### Your goal
When you output the records, match them exactly and omit any picture they include.

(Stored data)

========================

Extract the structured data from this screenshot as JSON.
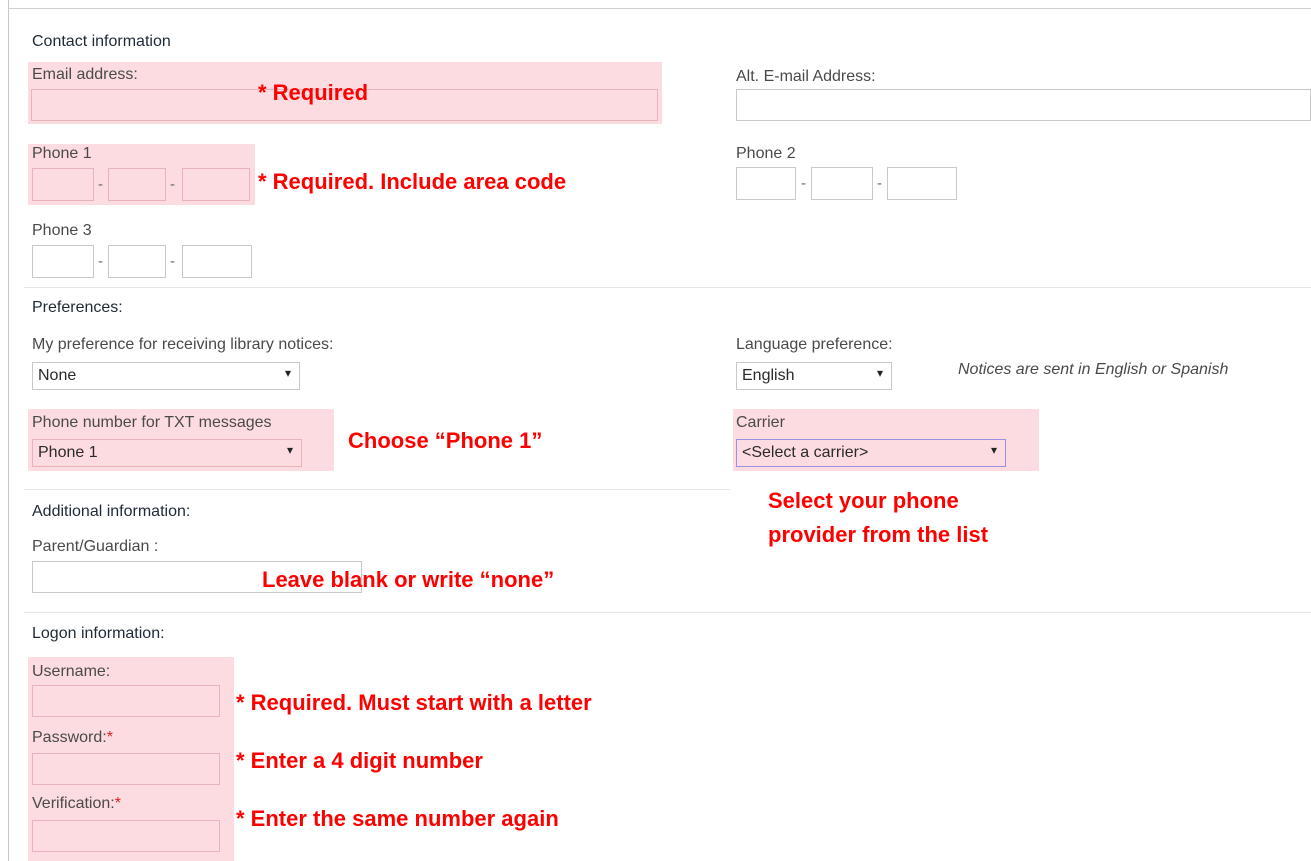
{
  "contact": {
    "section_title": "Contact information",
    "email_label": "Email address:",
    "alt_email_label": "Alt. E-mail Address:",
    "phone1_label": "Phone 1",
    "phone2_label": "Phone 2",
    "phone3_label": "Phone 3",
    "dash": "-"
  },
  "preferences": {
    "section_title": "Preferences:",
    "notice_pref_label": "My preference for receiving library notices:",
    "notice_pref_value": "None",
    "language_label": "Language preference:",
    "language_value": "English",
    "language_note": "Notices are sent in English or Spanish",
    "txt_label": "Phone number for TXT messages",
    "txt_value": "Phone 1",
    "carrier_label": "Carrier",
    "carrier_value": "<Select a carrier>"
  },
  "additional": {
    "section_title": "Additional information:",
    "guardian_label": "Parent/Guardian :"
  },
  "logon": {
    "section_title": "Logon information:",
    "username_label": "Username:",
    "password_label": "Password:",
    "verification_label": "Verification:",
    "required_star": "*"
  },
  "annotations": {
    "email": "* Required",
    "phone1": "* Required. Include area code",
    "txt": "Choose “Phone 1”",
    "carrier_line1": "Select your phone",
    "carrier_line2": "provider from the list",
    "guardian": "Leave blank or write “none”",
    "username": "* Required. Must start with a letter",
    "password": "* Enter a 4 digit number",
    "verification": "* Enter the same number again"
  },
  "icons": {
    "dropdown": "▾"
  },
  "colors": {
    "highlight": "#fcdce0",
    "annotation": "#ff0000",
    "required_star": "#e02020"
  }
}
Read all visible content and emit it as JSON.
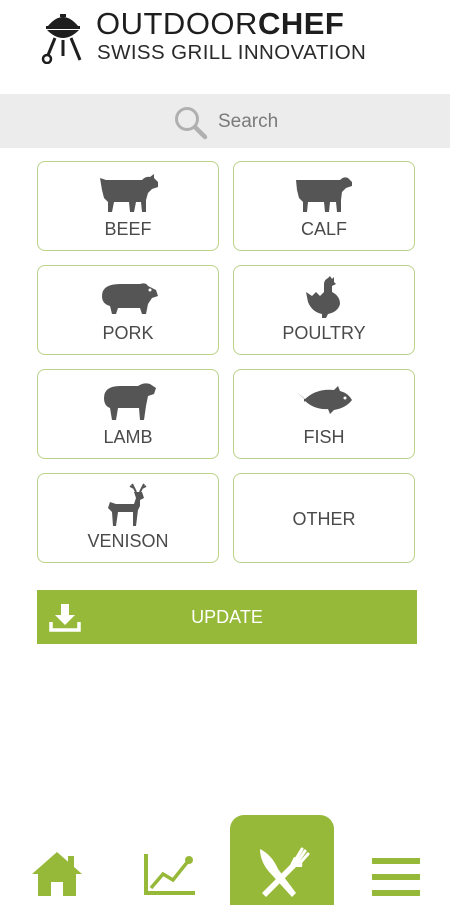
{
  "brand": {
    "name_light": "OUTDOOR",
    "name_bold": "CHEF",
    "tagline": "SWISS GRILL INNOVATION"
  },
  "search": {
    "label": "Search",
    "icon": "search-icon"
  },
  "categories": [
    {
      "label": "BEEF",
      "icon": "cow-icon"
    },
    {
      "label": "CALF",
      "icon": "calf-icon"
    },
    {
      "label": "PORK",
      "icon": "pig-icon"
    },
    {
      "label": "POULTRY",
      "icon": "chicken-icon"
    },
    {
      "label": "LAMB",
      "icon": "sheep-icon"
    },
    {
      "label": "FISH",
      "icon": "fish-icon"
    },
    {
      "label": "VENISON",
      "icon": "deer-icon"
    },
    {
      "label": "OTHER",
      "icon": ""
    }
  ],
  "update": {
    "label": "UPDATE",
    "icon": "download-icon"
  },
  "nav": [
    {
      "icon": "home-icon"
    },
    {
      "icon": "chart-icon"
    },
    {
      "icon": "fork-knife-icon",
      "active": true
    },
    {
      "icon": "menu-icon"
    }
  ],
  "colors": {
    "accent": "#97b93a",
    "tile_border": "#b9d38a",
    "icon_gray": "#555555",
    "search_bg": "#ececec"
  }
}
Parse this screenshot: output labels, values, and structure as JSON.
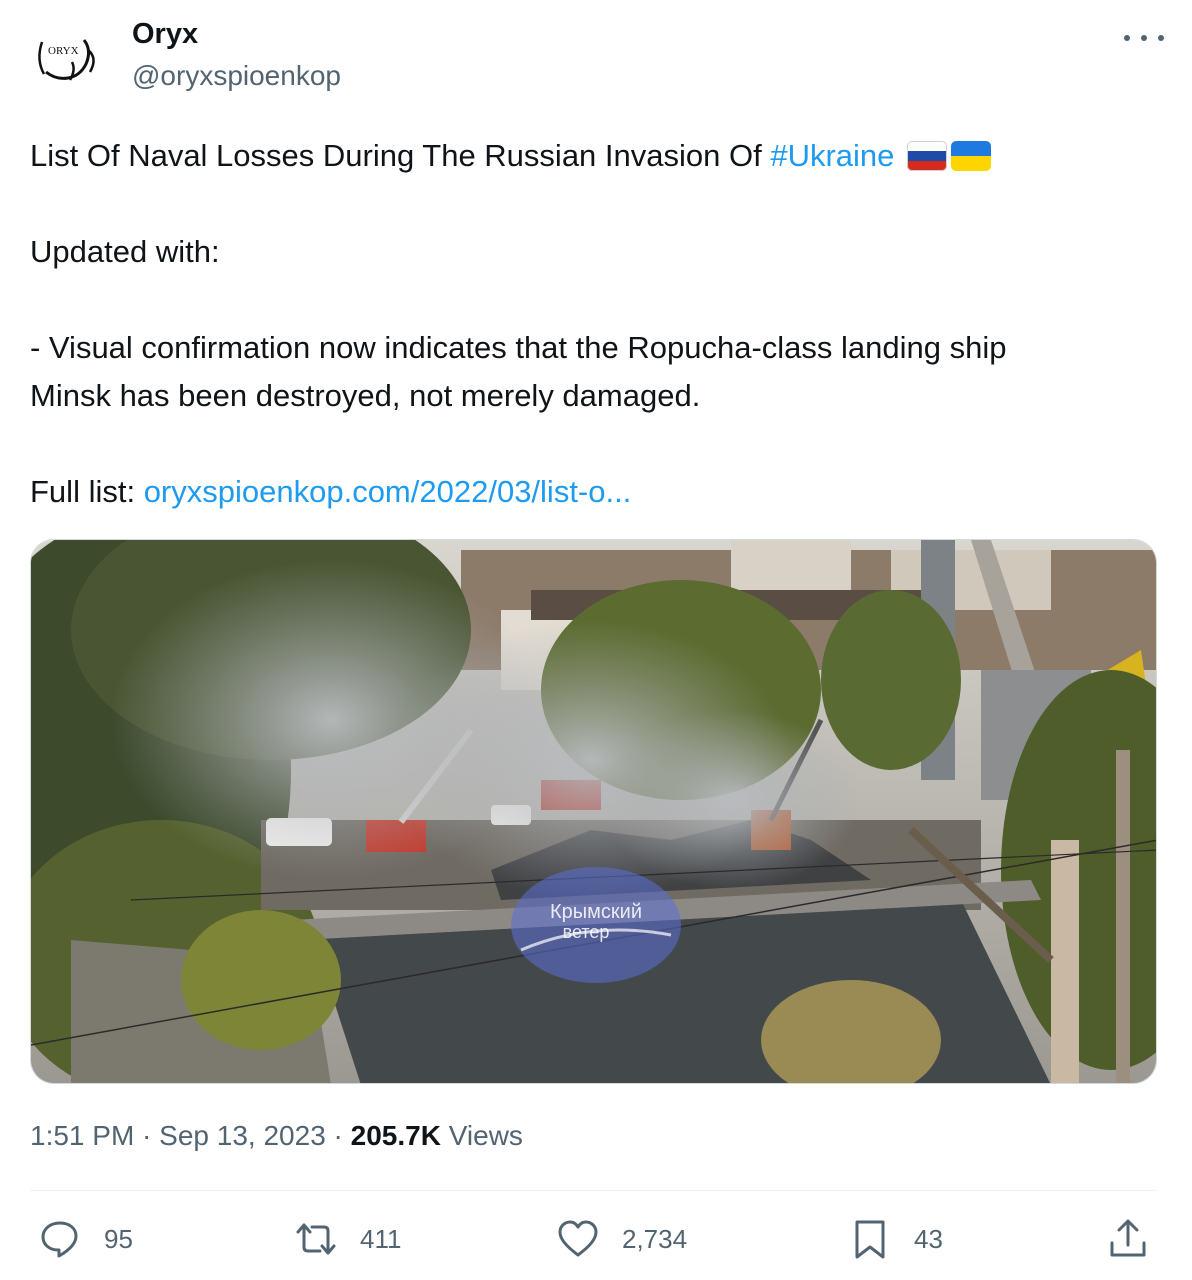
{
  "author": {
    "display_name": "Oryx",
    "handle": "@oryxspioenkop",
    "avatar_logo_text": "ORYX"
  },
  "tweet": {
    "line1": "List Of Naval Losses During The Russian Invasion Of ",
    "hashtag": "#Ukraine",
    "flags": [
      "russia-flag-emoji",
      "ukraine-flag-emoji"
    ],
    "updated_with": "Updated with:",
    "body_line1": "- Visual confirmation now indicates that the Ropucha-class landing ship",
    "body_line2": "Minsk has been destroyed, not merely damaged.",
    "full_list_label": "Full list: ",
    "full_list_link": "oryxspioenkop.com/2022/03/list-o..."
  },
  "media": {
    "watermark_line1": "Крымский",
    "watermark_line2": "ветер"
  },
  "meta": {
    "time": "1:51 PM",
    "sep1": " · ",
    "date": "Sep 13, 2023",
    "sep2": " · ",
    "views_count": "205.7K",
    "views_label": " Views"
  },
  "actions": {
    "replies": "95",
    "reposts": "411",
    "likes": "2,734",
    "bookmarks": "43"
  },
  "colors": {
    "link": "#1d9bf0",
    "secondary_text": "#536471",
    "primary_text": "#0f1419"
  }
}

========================

### Your response
Extract the structured data from this screenshot as JSON.
{
  "contact": {
    "section_title": "Contact information",
    "email_label": "Email address:",
    "alt_email_label": "Alt. E-mail Address:",
    "phone1_label": "Phone 1",
    "phone2_label": "Phone 2",
    "phone3_label": "Phone 3",
    "dash": "-"
  },
  "preferences": {
    "section_title": "Preferences:",
    "notice_pref_label": "My preference for receiving library notices:",
    "notice_pref_value": "None",
    "language_label": "Language preference:",
    "language_value": "English",
    "language_note": "Notices are sent in English or Spanish",
    "txt_label": "Phone number for TXT messages",
    "txt_value": "Phone 1",
    "carrier_label": "Carrier",
    "carrier_value": "<Select a carrier>"
  },
  "additional": {
    "section_title": "Additional information:",
    "guardian_label": "Parent/Guardian :"
  },
  "logon": {
    "section_title": "Logon information:",
    "username_label": "Username:",
    "password_label": "Password:",
    "verification_label": "Verification:",
    "required_star": "*"
  },
  "annotations": {
    "email": "* Required",
    "phone1": "* Required. Include area code",
    "txt": "Choose “Phone 1”",
    "carrier_line1": "Select your phone",
    "carrier_line2": "provider from the list",
    "guardian": "Leave blank or write “none”",
    "username": "* Required. Must start with a letter",
    "password": "* Enter a 4 digit number",
    "verification": "* Enter the same number again"
  },
  "icons": {
    "dropdown": "▾"
  },
  "colors": {
    "highlight": "#fcdce0",
    "annotation": "#ff0000",
    "required_star": "#e02020"
  }
}
Read all visible content and emit it as JSON.
{
  "brand": {
    "name_light": "OUTDOOR",
    "name_bold": "CHEF",
    "tagline": "SWISS GRILL INNOVATION"
  },
  "search": {
    "label": "Search",
    "icon": "search-icon"
  },
  "categories": [
    {
      "label": "BEEF",
      "icon": "cow-icon"
    },
    {
      "label": "CALF",
      "icon": "calf-icon"
    },
    {
      "label": "PORK",
      "icon": "pig-icon"
    },
    {
      "label": "POULTRY",
      "icon": "chicken-icon"
    },
    {
      "label": "LAMB",
      "icon": "sheep-icon"
    },
    {
      "label": "FISH",
      "icon": "fish-icon"
    },
    {
      "label": "VENISON",
      "icon": "deer-icon"
    },
    {
      "label": "OTHER",
      "icon": ""
    }
  ],
  "update": {
    "label": "UPDATE",
    "icon": "download-icon"
  },
  "nav": [
    {
      "icon": "home-icon"
    },
    {
      "icon": "chart-icon"
    },
    {
      "icon": "fork-knife-icon",
      "active": true
    },
    {
      "icon": "menu-icon"
    }
  ],
  "colors": {
    "accent": "#97b93a",
    "tile_border": "#b9d38a",
    "icon_gray": "#555555",
    "search_bg": "#ececec"
  }
}
Parse this screenshot: output labels, values, and structure as JSON.
{
  "author": {
    "display_name": "Oryx",
    "handle": "@oryxspioenkop",
    "avatar_logo_text": "ORYX"
  },
  "tweet": {
    "line1": "List Of Naval Losses During The Russian Invasion Of ",
    "hashtag": "#Ukraine",
    "flags": [
      "russia-flag-emoji",
      "ukraine-flag-emoji"
    ],
    "updated_with": "Updated with:",
    "body_line1": "- Visual confirmation now indicates that the Ropucha-class landing ship",
    "body_line2": "Minsk has been destroyed, not merely damaged.",
    "full_list_label": "Full list: ",
    "full_list_link": "oryxspioenkop.com/2022/03/list-o..."
  },
  "media": {
    "watermark_line1": "Крымский",
    "watermark_line2": "ветер"
  },
  "meta": {
    "time": "1:51 PM",
    "sep1": " · ",
    "date": "Sep 13, 2023",
    "sep2": " · ",
    "views_count": "205.7K",
    "views_label": " Views"
  },
  "actions": {
    "replies": "95",
    "reposts": "411",
    "likes": "2,734",
    "bookmarks": "43"
  },
  "colors": {
    "link": "#1d9bf0",
    "secondary_text": "#536471",
    "primary_text": "#0f1419"
  }
}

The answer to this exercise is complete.